** Input follows **

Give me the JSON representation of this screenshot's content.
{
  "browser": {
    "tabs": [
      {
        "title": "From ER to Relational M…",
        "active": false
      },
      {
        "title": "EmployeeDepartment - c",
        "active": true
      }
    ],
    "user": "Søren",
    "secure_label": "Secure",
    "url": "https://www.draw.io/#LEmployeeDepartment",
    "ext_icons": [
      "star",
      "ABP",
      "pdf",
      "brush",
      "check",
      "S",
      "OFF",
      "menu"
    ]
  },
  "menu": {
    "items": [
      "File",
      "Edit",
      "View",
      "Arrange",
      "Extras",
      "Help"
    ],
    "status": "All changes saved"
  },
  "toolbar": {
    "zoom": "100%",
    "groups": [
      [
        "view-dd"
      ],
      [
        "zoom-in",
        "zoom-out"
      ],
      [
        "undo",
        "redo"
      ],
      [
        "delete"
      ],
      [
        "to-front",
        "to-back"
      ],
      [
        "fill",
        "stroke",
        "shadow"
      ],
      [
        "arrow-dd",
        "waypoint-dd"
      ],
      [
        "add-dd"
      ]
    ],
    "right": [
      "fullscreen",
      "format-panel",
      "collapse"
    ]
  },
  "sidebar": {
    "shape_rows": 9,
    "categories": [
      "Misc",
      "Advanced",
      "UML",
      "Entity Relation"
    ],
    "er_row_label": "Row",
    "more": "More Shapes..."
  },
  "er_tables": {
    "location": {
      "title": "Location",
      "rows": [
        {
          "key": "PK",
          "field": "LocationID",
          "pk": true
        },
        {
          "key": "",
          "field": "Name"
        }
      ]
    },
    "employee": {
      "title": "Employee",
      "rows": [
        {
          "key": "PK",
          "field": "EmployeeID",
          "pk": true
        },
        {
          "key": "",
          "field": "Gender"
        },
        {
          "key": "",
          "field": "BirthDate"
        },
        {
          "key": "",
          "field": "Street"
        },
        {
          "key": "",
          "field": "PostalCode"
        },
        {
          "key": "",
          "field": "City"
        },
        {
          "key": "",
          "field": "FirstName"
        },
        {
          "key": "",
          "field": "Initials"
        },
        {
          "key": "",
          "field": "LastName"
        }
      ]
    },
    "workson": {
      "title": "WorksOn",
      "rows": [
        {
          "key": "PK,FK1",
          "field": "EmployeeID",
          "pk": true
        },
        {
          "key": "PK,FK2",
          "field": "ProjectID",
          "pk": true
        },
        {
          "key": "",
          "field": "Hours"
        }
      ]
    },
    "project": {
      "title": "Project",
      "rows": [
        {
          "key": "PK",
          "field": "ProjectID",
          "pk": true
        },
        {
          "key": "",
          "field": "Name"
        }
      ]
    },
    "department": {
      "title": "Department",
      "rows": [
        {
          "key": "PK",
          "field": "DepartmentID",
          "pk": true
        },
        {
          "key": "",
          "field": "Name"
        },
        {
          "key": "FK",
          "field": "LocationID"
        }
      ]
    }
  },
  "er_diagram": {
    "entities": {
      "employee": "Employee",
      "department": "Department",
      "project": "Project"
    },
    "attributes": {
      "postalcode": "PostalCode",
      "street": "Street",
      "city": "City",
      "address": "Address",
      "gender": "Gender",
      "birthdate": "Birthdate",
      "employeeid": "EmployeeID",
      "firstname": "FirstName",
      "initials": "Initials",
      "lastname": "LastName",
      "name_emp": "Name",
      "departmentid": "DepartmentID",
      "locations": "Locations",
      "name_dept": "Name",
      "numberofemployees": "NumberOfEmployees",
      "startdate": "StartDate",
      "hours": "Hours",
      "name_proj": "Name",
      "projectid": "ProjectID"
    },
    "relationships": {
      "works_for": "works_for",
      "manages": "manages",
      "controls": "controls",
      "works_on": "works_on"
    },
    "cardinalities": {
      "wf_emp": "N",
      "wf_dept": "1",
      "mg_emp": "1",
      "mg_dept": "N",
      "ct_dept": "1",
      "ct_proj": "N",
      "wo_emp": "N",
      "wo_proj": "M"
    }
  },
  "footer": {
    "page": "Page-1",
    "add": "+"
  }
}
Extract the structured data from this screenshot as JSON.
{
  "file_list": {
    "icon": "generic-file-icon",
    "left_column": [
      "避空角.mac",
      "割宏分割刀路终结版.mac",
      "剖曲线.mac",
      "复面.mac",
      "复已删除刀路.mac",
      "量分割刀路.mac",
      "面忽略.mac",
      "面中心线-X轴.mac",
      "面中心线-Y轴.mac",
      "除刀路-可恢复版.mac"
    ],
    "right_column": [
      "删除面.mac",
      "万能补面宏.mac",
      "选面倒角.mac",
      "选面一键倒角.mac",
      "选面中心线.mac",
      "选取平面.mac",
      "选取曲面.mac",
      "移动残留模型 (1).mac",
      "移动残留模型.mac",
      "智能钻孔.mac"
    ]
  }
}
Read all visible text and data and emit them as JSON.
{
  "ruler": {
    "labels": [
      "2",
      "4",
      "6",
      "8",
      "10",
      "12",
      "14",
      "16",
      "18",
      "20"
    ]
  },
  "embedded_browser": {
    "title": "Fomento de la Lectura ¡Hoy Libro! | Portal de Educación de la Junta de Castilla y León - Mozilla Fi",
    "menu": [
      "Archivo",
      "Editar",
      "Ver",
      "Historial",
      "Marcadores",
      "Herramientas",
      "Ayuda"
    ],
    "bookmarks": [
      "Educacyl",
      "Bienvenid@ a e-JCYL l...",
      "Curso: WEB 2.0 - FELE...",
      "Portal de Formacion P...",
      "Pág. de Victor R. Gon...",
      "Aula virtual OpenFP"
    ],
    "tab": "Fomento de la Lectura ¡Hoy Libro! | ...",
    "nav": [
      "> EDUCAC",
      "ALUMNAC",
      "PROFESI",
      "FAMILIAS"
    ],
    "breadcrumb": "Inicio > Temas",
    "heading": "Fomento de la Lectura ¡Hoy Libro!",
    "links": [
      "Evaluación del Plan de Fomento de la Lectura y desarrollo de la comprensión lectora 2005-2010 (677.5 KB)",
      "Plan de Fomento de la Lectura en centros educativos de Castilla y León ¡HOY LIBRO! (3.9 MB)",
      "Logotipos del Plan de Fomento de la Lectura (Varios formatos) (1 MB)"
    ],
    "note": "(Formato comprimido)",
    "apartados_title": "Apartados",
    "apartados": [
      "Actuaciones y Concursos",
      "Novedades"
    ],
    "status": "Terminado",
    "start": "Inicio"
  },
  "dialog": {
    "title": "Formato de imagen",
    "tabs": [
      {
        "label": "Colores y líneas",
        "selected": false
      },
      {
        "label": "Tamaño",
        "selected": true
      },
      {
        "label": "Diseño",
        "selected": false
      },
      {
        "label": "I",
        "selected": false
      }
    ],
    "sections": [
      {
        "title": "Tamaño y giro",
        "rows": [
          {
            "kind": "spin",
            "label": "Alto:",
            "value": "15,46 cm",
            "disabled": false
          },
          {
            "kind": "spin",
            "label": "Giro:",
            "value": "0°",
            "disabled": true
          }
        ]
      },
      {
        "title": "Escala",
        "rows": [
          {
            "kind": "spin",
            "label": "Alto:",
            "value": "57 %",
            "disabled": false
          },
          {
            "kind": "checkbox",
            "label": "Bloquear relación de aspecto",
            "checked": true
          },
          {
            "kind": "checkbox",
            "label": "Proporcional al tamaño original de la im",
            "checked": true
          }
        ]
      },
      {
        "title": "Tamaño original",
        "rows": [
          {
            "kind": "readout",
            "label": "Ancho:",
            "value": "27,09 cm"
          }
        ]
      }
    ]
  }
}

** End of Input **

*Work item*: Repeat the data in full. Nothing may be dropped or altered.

*Answer*:
Give me the JSON representation of this screenshot's content.
{
  "browser": {
    "tabs": [
      {
        "title": "From ER to Relational M…",
        "active": false
      },
      {
        "title": "EmployeeDepartment - c",
        "active": true
      }
    ],
    "user": "Søren",
    "secure_label": "Secure",
    "url": "https://www.draw.io/#LEmployeeDepartment",
    "ext_icons": [
      "star",
      "ABP",
      "pdf",
      "brush",
      "check",
      "S",
      "OFF",
      "menu"
    ]
  },
  "menu": {
    "items": [
      "File",
      "Edit",
      "View",
      "Arrange",
      "Extras",
      "Help"
    ],
    "status": "All changes saved"
  },
  "toolbar": {
    "zoom": "100%",
    "groups": [
      [
        "view-dd"
      ],
      [
        "zoom-in",
        "zoom-out"
      ],
      [
        "undo",
        "redo"
      ],
      [
        "delete"
      ],
      [
        "to-front",
        "to-back"
      ],
      [
        "fill",
        "stroke",
        "shadow"
      ],
      [
        "arrow-dd",
        "waypoint-dd"
      ],
      [
        "add-dd"
      ]
    ],
    "right": [
      "fullscreen",
      "format-panel",
      "collapse"
    ]
  },
  "sidebar": {
    "shape_rows": 9,
    "categories": [
      "Misc",
      "Advanced",
      "UML",
      "Entity Relation"
    ],
    "er_row_label": "Row",
    "more": "More Shapes..."
  },
  "er_tables": {
    "location": {
      "title": "Location",
      "rows": [
        {
          "key": "PK",
          "field": "LocationID",
          "pk": true
        },
        {
          "key": "",
          "field": "Name"
        }
      ]
    },
    "employee": {
      "title": "Employee",
      "rows": [
        {
          "key": "PK",
          "field": "EmployeeID",
          "pk": true
        },
        {
          "key": "",
          "field": "Gender"
        },
        {
          "key": "",
          "field": "BirthDate"
        },
        {
          "key": "",
          "field": "Street"
        },
        {
          "key": "",
          "field": "PostalCode"
        },
        {
          "key": "",
          "field": "City"
        },
        {
          "key": "",
          "field": "FirstName"
        },
        {
          "key": "",
          "field": "Initials"
        },
        {
          "key": "",
          "field": "LastName"
        }
      ]
    },
    "workson": {
      "title": "WorksOn",
      "rows": [
        {
          "key": "PK,FK1",
          "field": "EmployeeID",
          "pk": true
        },
        {
          "key": "PK,FK2",
          "field": "ProjectID",
          "pk": true
        },
        {
          "key": "",
          "field": "Hours"
        }
      ]
    },
    "project": {
      "title": "Project",
      "rows": [
        {
          "key": "PK",
          "field": "ProjectID",
          "pk": true
        },
        {
          "key": "",
          "field": "Name"
        }
      ]
    },
    "department": {
      "title": "Department",
      "rows": [
        {
          "key": "PK",
          "field": "DepartmentID",
          "pk": true
        },
        {
          "key": "",
          "field": "Name"
        },
        {
          "key": "FK",
          "field": "LocationID"
        }
      ]
    }
  },
  "er_diagram": {
    "entities": {
      "employee": "Employee",
      "department": "Department",
      "project": "Project"
    },
    "attributes": {
      "postalcode": "PostalCode",
      "street": "Street",
      "city": "City",
      "address": "Address",
      "gender": "Gender",
      "birthdate": "Birthdate",
      "employeeid": "EmployeeID",
      "firstname": "FirstName",
      "initials": "Initials",
      "lastname": "LastName",
      "name_emp": "Name",
      "departmentid": "DepartmentID",
      "locations": "Locations",
      "name_dept": "Name",
      "numberofemployees": "NumberOfEmployees",
      "startdate": "StartDate",
      "hours": "Hours",
      "name_proj": "Name",
      "projectid": "ProjectID"
    },
    "relationships": {
      "works_for": "works_for",
      "manages": "manages",
      "controls": "controls",
      "works_on": "works_on"
    },
    "cardinalities": {
      "wf_emp": "N",
      "wf_dept": "1",
      "mg_emp": "1",
      "mg_dept": "N",
      "ct_dept": "1",
      "ct_proj": "N",
      "wo_emp": "N",
      "wo_proj": "M"
    }
  },
  "footer": {
    "page": "Page-1",
    "add": "+"
  }
}
Extract the structured data from this screenshot as JSON.
{
  "file_list": {
    "icon": "generic-file-icon",
    "left_column": [
      "避空角.mac",
      "割宏分割刀路终结版.mac",
      "剖曲线.mac",
      "复面.mac",
      "复已删除刀路.mac",
      "量分割刀路.mac",
      "面忽略.mac",
      "面中心线-X轴.mac",
      "面中心线-Y轴.mac",
      "除刀路-可恢复版.mac"
    ],
    "right_column": [
      "删除面.mac",
      "万能补面宏.mac",
      "选面倒角.mac",
      "选面一键倒角.mac",
      "选面中心线.mac",
      "选取平面.mac",
      "选取曲面.mac",
      "移动残留模型 (1).mac",
      "移动残留模型.mac",
      "智能钻孔.mac"
    ]
  }
}
Read all visible text and data and emit them as JSON.
{
  "ruler": {
    "labels": [
      "2",
      "4",
      "6",
      "8",
      "10",
      "12",
      "14",
      "16",
      "18",
      "20"
    ]
  },
  "embedded_browser": {
    "title": "Fomento de la Lectura ¡Hoy Libro! | Portal de Educación de la Junta de Castilla y León - Mozilla Fi",
    "menu": [
      "Archivo",
      "Editar",
      "Ver",
      "Historial",
      "Marcadores",
      "Herramientas",
      "Ayuda"
    ],
    "bookmarks": [
      "Educacyl",
      "Bienvenid@ a e-JCYL l...",
      "Curso: WEB 2.0 - FELE...",
      "Portal de Formacion P...",
      "Pág. de Victor R. Gon...",
      "Aula virtual OpenFP"
    ],
    "tab": "Fomento de la Lectura ¡Hoy Libro! | ...",
    "nav": [
      "> EDUCAC",
      "ALUMNAC",
      "PROFESI",
      "FAMILIAS"
    ],
    "breadcrumb": "Inicio > Temas",
    "heading": "Fomento de la Lectura ¡Hoy Libro!",
    "links": [
      "Evaluación del Plan de Fomento de la Lectura y desarrollo de la comprensión lectora 2005-2010 (677.5 KB)",
      "Plan de Fomento de la Lectura en centros educativos de Castilla y León ¡HOY LIBRO! (3.9 MB)",
      "Logotipos del Plan de Fomento de la Lectura (Varios formatos) (1 MB)"
    ],
    "note": "(Formato comprimido)",
    "apartados_title": "Apartados",
    "apartados": [
      "Actuaciones y Concursos",
      "Novedades"
    ],
    "status": "Terminado",
    "start": "Inicio"
  },
  "dialog": {
    "title": "Formato de imagen",
    "tabs": [
      {
        "label": "Colores y líneas",
        "selected": false
      },
      {
        "label": "Tamaño",
        "selected": true
      },
      {
        "label": "Diseño",
        "selected": false
      },
      {
        "label": "I",
        "selected": false
      }
    ],
    "sections": [
      {
        "title": "Tamaño y giro",
        "rows": [
          {
            "kind": "spin",
            "label": "Alto:",
            "value": "15,46 cm",
            "disabled": false
          },
          {
            "kind": "spin",
            "label": "Giro:",
            "value": "0°",
            "disabled": true
          }
        ]
      },
      {
        "title": "Escala",
        "rows": [
          {
            "kind": "spin",
            "label": "Alto:",
            "value": "57 %",
            "disabled": false
          },
          {
            "kind": "checkbox",
            "label": "Bloquear relación de aspecto",
            "checked": true
          },
          {
            "kind": "checkbox",
            "label": "Proporcional al tamaño original de la im",
            "checked": true
          }
        ]
      },
      {
        "title": "Tamaño original",
        "rows": [
          {
            "kind": "readout",
            "label": "Ancho:",
            "value": "27,09 cm"
          }
        ]
      }
    ]
  }
}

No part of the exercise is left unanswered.